[Opening DATA PROVIDED section]

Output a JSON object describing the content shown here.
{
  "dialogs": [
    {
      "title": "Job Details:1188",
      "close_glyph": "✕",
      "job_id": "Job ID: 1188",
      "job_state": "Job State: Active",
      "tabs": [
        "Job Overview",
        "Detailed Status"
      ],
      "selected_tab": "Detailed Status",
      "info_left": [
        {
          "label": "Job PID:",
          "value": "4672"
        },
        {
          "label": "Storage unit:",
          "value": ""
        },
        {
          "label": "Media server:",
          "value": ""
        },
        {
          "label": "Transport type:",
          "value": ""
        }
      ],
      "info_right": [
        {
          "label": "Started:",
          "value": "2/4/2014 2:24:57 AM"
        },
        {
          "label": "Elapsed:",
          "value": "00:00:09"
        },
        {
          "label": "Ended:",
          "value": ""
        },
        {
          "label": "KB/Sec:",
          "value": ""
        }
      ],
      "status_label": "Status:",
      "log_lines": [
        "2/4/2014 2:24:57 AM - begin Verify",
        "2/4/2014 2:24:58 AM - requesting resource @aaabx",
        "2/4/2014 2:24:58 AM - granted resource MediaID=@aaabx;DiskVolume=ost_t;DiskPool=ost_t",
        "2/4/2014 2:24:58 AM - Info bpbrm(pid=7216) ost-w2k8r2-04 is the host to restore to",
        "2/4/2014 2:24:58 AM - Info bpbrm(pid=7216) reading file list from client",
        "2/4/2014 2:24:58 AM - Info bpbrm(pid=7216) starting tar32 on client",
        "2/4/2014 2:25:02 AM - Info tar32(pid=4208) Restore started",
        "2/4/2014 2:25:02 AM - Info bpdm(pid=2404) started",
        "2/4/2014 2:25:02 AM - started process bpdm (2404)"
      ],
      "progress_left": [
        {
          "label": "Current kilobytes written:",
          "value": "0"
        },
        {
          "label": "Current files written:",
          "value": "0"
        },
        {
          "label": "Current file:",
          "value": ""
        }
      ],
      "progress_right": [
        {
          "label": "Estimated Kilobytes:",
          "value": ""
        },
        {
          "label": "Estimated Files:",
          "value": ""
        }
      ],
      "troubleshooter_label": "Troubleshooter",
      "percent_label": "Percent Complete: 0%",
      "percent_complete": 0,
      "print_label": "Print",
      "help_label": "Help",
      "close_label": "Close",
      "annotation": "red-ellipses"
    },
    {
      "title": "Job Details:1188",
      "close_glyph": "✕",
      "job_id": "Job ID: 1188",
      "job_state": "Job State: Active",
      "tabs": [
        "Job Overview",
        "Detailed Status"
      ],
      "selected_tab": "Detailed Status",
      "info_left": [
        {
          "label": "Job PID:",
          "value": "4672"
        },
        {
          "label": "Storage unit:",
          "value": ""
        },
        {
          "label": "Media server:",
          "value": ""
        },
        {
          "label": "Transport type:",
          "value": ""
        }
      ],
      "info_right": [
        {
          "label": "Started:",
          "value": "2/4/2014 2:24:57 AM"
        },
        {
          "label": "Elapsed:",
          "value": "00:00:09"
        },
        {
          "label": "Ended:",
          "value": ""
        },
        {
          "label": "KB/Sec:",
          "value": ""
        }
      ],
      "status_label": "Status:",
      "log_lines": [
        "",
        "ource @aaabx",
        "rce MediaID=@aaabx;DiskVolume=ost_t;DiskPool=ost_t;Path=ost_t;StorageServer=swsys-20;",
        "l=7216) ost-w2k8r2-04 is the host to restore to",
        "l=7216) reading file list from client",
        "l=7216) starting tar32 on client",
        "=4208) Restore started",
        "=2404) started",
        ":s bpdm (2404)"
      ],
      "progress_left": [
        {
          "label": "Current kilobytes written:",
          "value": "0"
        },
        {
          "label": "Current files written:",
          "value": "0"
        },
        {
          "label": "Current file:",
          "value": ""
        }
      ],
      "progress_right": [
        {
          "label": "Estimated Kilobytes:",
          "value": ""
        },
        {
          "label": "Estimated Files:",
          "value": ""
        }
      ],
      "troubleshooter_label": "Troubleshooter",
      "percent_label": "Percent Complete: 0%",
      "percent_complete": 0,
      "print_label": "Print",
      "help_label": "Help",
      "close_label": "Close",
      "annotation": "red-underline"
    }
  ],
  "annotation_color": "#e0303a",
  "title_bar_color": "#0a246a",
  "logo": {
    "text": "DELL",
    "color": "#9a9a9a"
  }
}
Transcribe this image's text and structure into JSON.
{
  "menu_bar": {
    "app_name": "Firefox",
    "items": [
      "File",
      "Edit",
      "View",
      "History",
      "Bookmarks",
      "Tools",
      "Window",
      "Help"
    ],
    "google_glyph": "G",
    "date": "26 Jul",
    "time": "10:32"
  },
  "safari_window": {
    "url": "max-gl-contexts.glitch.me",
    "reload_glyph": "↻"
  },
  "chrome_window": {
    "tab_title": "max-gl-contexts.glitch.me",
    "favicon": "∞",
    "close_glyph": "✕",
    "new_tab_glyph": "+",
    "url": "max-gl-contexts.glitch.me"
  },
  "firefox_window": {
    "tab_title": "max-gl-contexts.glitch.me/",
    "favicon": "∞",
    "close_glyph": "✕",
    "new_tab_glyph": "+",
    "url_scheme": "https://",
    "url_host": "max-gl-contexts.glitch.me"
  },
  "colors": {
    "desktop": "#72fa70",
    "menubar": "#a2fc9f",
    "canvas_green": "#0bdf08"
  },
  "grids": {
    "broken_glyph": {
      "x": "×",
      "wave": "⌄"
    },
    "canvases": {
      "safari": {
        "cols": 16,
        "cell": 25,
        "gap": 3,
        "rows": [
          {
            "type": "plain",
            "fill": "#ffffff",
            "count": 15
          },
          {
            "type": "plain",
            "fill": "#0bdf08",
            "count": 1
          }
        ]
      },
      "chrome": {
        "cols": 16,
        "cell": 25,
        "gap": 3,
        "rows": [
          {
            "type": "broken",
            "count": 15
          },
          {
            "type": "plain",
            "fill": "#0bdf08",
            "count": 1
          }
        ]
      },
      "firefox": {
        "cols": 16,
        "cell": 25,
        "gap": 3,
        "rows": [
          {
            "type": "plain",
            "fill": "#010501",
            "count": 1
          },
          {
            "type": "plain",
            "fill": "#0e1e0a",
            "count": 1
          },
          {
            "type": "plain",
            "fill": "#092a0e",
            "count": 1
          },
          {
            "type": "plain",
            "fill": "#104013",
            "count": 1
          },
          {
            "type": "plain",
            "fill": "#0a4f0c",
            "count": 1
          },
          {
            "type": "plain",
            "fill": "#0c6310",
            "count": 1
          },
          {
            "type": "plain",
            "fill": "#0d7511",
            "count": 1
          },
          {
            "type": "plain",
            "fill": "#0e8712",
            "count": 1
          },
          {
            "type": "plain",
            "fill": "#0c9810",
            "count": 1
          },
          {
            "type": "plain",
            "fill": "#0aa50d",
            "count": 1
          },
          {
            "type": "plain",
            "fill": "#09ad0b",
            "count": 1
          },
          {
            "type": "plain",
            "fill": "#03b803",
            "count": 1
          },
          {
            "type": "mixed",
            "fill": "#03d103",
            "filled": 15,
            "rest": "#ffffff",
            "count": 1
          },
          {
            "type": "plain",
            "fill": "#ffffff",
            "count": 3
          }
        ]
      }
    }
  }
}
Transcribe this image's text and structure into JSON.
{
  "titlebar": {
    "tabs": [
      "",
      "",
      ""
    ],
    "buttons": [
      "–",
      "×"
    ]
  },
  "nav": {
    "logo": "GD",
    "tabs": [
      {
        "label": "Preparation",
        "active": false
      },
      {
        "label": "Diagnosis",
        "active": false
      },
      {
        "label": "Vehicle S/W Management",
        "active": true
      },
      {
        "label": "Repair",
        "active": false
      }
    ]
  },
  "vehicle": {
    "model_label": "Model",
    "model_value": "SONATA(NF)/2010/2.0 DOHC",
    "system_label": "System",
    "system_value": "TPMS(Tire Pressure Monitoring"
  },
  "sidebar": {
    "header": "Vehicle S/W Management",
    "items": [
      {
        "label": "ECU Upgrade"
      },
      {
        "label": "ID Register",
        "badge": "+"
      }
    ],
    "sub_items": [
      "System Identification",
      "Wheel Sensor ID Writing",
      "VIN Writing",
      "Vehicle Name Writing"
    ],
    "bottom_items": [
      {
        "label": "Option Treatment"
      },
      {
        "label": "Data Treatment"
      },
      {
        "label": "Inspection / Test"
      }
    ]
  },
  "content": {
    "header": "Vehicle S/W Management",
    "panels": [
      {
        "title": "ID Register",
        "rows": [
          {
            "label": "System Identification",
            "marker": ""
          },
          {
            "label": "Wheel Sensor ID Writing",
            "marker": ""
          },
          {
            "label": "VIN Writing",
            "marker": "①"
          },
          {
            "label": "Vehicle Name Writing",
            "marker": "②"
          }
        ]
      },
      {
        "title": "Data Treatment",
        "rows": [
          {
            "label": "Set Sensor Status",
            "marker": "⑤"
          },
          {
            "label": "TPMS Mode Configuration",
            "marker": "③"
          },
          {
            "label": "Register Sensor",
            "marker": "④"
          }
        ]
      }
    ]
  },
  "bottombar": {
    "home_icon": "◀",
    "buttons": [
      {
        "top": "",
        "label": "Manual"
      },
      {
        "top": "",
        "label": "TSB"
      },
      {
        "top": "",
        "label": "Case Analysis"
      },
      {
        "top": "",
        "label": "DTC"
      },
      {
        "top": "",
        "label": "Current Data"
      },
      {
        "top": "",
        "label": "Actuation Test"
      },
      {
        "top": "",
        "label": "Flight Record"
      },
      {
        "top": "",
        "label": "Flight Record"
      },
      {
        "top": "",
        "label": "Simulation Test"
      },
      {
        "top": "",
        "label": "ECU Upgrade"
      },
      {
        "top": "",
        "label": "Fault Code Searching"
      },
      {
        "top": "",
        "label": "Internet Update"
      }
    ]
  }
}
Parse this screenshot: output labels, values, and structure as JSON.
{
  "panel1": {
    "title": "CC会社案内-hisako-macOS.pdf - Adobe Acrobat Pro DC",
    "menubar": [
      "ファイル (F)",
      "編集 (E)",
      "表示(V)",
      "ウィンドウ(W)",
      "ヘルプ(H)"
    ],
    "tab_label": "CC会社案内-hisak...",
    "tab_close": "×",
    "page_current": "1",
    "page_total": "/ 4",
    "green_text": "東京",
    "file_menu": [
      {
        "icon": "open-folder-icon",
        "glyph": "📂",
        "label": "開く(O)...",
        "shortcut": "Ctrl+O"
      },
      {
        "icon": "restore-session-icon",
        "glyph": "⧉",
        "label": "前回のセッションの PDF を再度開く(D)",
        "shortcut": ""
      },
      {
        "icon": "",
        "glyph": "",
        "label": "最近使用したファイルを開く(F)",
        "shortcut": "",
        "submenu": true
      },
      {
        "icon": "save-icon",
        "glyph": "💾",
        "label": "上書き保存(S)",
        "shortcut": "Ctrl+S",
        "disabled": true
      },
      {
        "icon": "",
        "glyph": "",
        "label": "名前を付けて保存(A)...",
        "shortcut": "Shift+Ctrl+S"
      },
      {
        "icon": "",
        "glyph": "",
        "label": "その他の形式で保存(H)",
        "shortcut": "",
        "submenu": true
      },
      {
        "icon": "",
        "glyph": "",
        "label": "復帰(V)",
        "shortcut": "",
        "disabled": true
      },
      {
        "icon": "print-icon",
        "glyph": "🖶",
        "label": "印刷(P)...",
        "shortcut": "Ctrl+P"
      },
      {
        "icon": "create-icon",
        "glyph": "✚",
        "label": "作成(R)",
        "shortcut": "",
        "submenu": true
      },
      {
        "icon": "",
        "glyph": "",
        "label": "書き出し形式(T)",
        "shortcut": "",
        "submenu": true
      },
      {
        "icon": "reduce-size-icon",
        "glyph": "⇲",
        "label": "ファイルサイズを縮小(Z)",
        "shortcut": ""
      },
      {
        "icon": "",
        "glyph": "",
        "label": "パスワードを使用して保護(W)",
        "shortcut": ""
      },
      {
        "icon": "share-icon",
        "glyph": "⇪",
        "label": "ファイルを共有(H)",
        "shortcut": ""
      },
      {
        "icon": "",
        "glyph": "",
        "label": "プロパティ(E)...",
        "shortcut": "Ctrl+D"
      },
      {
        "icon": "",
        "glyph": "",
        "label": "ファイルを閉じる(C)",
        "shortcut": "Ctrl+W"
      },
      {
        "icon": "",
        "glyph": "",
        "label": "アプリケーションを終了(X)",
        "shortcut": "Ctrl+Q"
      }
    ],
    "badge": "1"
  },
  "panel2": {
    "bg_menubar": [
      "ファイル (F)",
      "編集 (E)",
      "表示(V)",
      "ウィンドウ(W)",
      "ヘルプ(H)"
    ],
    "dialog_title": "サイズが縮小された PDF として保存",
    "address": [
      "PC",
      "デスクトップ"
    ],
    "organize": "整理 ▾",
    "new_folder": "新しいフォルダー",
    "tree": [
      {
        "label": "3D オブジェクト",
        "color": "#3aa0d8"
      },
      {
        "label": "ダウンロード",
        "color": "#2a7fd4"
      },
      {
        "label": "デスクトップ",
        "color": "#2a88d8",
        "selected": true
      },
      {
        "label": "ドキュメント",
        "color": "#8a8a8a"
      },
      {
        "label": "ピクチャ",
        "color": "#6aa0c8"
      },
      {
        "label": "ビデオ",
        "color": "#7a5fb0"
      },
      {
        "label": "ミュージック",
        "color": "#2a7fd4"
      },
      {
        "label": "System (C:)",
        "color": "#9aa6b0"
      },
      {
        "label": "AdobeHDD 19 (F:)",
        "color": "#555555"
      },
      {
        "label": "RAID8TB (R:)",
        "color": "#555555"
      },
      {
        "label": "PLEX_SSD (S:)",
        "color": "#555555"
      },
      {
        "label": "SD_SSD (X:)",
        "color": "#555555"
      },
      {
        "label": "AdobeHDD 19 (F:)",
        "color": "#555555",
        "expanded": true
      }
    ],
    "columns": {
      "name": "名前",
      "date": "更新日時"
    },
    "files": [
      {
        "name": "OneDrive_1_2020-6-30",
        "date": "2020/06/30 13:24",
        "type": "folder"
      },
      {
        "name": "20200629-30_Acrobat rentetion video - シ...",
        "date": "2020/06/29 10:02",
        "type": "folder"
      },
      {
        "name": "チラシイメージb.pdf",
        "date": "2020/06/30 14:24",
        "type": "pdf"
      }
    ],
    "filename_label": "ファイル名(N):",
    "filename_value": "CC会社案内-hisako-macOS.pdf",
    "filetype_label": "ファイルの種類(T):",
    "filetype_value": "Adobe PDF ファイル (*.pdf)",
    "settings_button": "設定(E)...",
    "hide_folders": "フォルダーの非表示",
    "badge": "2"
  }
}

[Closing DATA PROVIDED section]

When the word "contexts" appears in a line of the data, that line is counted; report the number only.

• [RESULT OF THIS EXERCISE]: 5